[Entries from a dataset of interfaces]
++++++++
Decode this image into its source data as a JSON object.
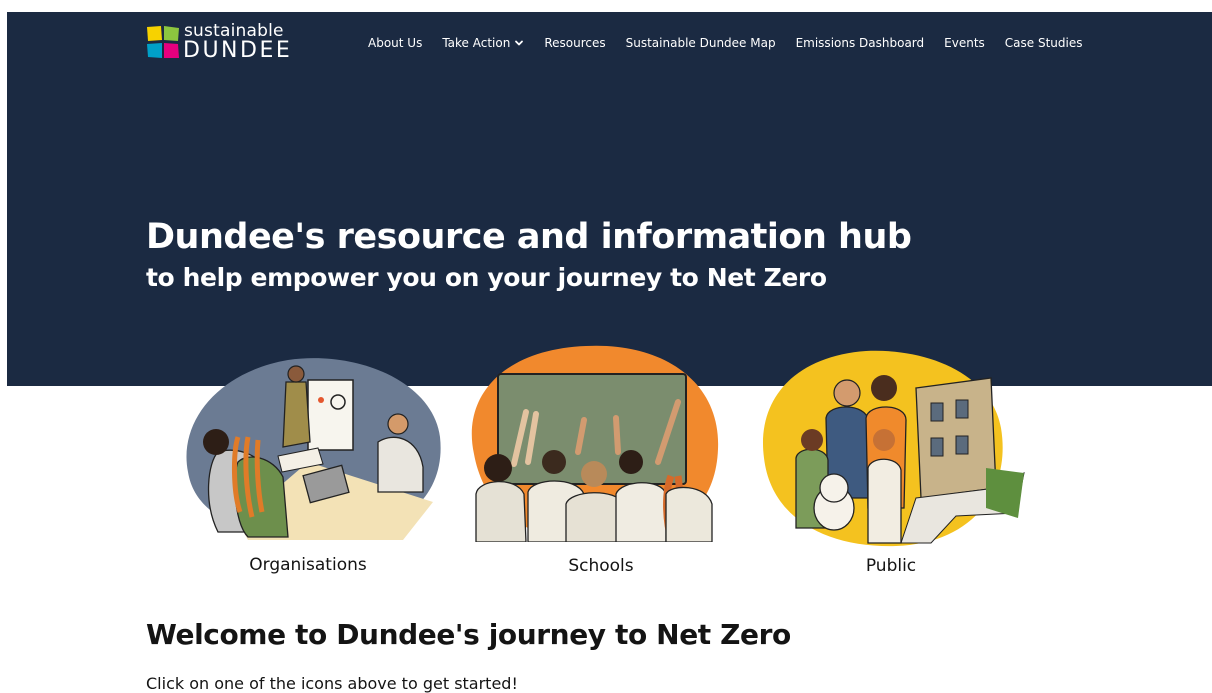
{
  "brand": {
    "name_top": "sustainable",
    "name_bottom": "DUNDEE",
    "colors": {
      "yellow": "#f7d200",
      "green": "#8cc63f",
      "magenta": "#e6007e",
      "blue": "#00a0c8"
    }
  },
  "colors": {
    "hero_background": "#1b2a42",
    "illustration_blue": "#6b7b93",
    "illustration_orange": "#f1892d",
    "illustration_yellow": "#f4c21f"
  },
  "nav": {
    "items": [
      {
        "label": "About Us"
      },
      {
        "label": "Take Action",
        "has_dropdown": true,
        "icon": "chevron-down-icon"
      },
      {
        "label": "Resources"
      },
      {
        "label": "Sustainable Dundee Map"
      },
      {
        "label": "Emissions Dashboard"
      },
      {
        "label": "Events"
      },
      {
        "label": "Case Studies"
      }
    ]
  },
  "hero": {
    "title": "Dundee's resource and information hub",
    "subtitle": "to help empower you on your journey to Net Zero"
  },
  "audiences": [
    {
      "label": "Organisations",
      "icon": "organisations-illustration"
    },
    {
      "label": "Schools",
      "icon": "schools-illustration"
    },
    {
      "label": "Public",
      "icon": "public-illustration"
    }
  ],
  "welcome": {
    "heading": "Welcome to Dundee's journey to Net Zero",
    "intro": "Click on one of the icons above to get started!"
  }
}
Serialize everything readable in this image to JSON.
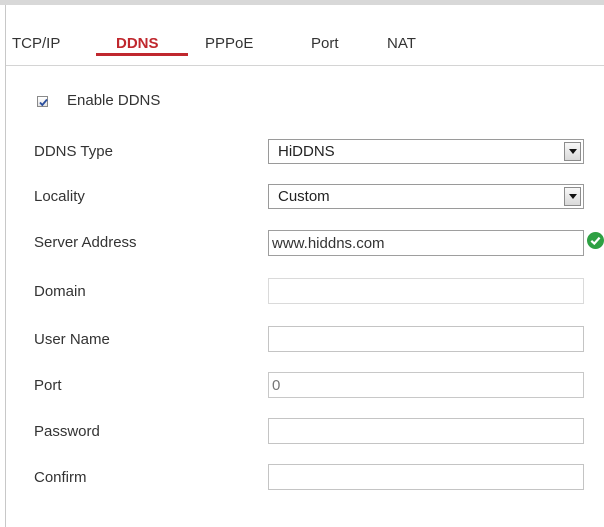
{
  "tabs": [
    {
      "label": "TCP/IP",
      "active": false
    },
    {
      "label": "DDNS",
      "active": true
    },
    {
      "label": "PPPoE",
      "active": false
    },
    {
      "label": "Port",
      "active": false
    },
    {
      "label": "NAT",
      "active": false
    }
  ],
  "enable_ddns": {
    "label": "Enable DDNS",
    "checked": true
  },
  "fields": {
    "ddns_type": {
      "label": "DDNS Type",
      "value": "HiDDNS"
    },
    "locality": {
      "label": "Locality",
      "value": "Custom"
    },
    "server_address": {
      "label": "Server Address",
      "value": "www.hiddns.com",
      "status_icon": "check-circle-icon"
    },
    "domain": {
      "label": "Domain",
      "value": ""
    },
    "user_name": {
      "label": "User Name",
      "value": ""
    },
    "port": {
      "label": "Port",
      "placeholder": "0"
    },
    "password": {
      "label": "Password",
      "value": ""
    },
    "confirm": {
      "label": "Confirm",
      "value": ""
    }
  },
  "colors": {
    "accent": "#c0282e",
    "valid": "#2ea043"
  }
}
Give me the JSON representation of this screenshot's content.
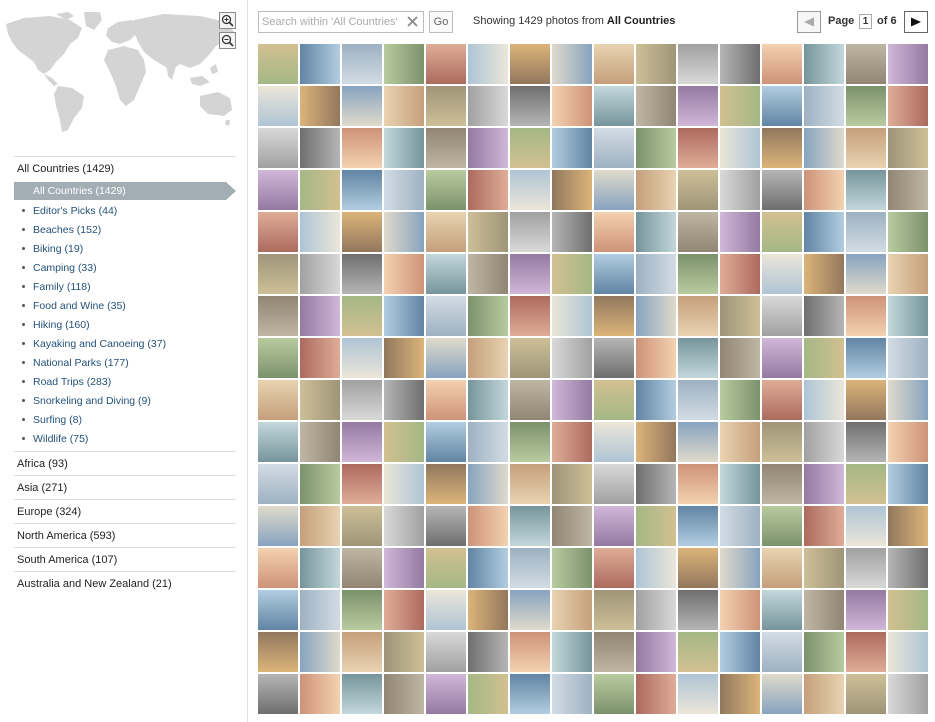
{
  "search": {
    "placeholder": "Search within 'All Countries'",
    "go_label": "Go"
  },
  "summary": {
    "prefix": "Showing 1429 photos from ",
    "location": "All Countries"
  },
  "pager": {
    "page_label": "Page",
    "current_page": "1",
    "of_label": "of 6"
  },
  "filter": {
    "all_countries_header": "All Countries (1429)",
    "selected_label": "All Countries (1429)",
    "categories": [
      "Editor's Picks (44)",
      "Beaches (152)",
      "Biking (19)",
      "Camping (33)",
      "Family (118)",
      "Food and Wine (35)",
      "Hiking (160)",
      "Kayaking and Canoeing (37)",
      "National Parks (177)",
      "Road Trips (283)",
      "Snorkeling and Diving (9)",
      "Surfing (8)",
      "Wildlife (75)"
    ],
    "regions": [
      "Africa (93)",
      "Asia (271)",
      "Europe (324)",
      "North America (593)",
      "South America (107)",
      "Australia and New Zealand (21)"
    ]
  },
  "icons": {
    "zoom_in": "zoom-in-magnifier-icon",
    "zoom_out": "zoom-out-magnifier-icon",
    "clear": "clear-x-icon",
    "prev": "left-arrow-icon",
    "next": "right-arrow-icon",
    "map": "world-map-icon"
  },
  "colors": {
    "selected_bar": "#a3aeb4",
    "link_text": "#24527a",
    "map_land": "#d4d4d4"
  }
}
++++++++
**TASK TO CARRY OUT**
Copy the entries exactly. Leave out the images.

**ANSWER SPACE**
Decode this image into its source data as a JSON object.
{
  "brand": {
    "name_top": "sustainable",
    "name_bottom": "DUNDEE",
    "colors": {
      "yellow": "#f7d200",
      "green": "#8cc63f",
      "magenta": "#e6007e",
      "blue": "#00a0c8"
    }
  },
  "colors": {
    "hero_background": "#1b2a42",
    "illustration_blue": "#6b7b93",
    "illustration_orange": "#f1892d",
    "illustration_yellow": "#f4c21f"
  },
  "nav": {
    "items": [
      {
        "label": "About Us"
      },
      {
        "label": "Take Action",
        "has_dropdown": true,
        "icon": "chevron-down-icon"
      },
      {
        "label": "Resources"
      },
      {
        "label": "Sustainable Dundee Map"
      },
      {
        "label": "Emissions Dashboard"
      },
      {
        "label": "Events"
      },
      {
        "label": "Case Studies"
      }
    ]
  },
  "hero": {
    "title": "Dundee's resource and information hub",
    "subtitle": "to help empower you on your journey to Net Zero"
  },
  "audiences": [
    {
      "label": "Organisations",
      "icon": "organisations-illustration"
    },
    {
      "label": "Schools",
      "icon": "schools-illustration"
    },
    {
      "label": "Public",
      "icon": "public-illustration"
    }
  ],
  "welcome": {
    "heading": "Welcome to Dundee's journey to Net Zero",
    "intro": "Click on one of the icons above to get started!"
  }
}
Serialize everything readable in this image to JSON.
{
  "tabs": [
    {
      "label": "TCP/IP",
      "active": false
    },
    {
      "label": "DDNS",
      "active": true
    },
    {
      "label": "PPPoE",
      "active": false
    },
    {
      "label": "Port",
      "active": false
    },
    {
      "label": "NAT",
      "active": false
    }
  ],
  "enable_ddns": {
    "label": "Enable DDNS",
    "checked": true
  },
  "fields": {
    "ddns_type": {
      "label": "DDNS Type",
      "value": "HiDDNS"
    },
    "locality": {
      "label": "Locality",
      "value": "Custom"
    },
    "server_address": {
      "label": "Server Address",
      "value": "www.hiddns.com",
      "status_icon": "check-circle-icon"
    },
    "domain": {
      "label": "Domain",
      "value": ""
    },
    "user_name": {
      "label": "User Name",
      "value": ""
    },
    "port": {
      "label": "Port",
      "placeholder": "0"
    },
    "password": {
      "label": "Password",
      "value": ""
    },
    "confirm": {
      "label": "Confirm",
      "value": ""
    }
  },
  "colors": {
    "accent": "#c0282e",
    "valid": "#2ea043"
  }
}
Give me the JSON representation of this screenshot's content.
{
  "search": {
    "placeholder": "Search within 'All Countries'",
    "go_label": "Go"
  },
  "summary": {
    "prefix": "Showing 1429 photos from ",
    "location": "All Countries"
  },
  "pager": {
    "page_label": "Page",
    "current_page": "1",
    "of_label": "of 6"
  },
  "filter": {
    "all_countries_header": "All Countries (1429)",
    "selected_label": "All Countries (1429)",
    "categories": [
      "Editor's Picks (44)",
      "Beaches (152)",
      "Biking (19)",
      "Camping (33)",
      "Family (118)",
      "Food and Wine (35)",
      "Hiking (160)",
      "Kayaking and Canoeing (37)",
      "National Parks (177)",
      "Road Trips (283)",
      "Snorkeling and Diving (9)",
      "Surfing (8)",
      "Wildlife (75)"
    ],
    "regions": [
      "Africa (93)",
      "Asia (271)",
      "Europe (324)",
      "North America (593)",
      "South America (107)",
      "Australia and New Zealand (21)"
    ]
  },
  "icons": {
    "zoom_in": "zoom-in-magnifier-icon",
    "zoom_out": "zoom-out-magnifier-icon",
    "clear": "clear-x-icon",
    "prev": "left-arrow-icon",
    "next": "right-arrow-icon",
    "map": "world-map-icon"
  },
  "colors": {
    "selected_bar": "#a3aeb4",
    "link_text": "#24527a",
    "map_land": "#d4d4d4"
  }
}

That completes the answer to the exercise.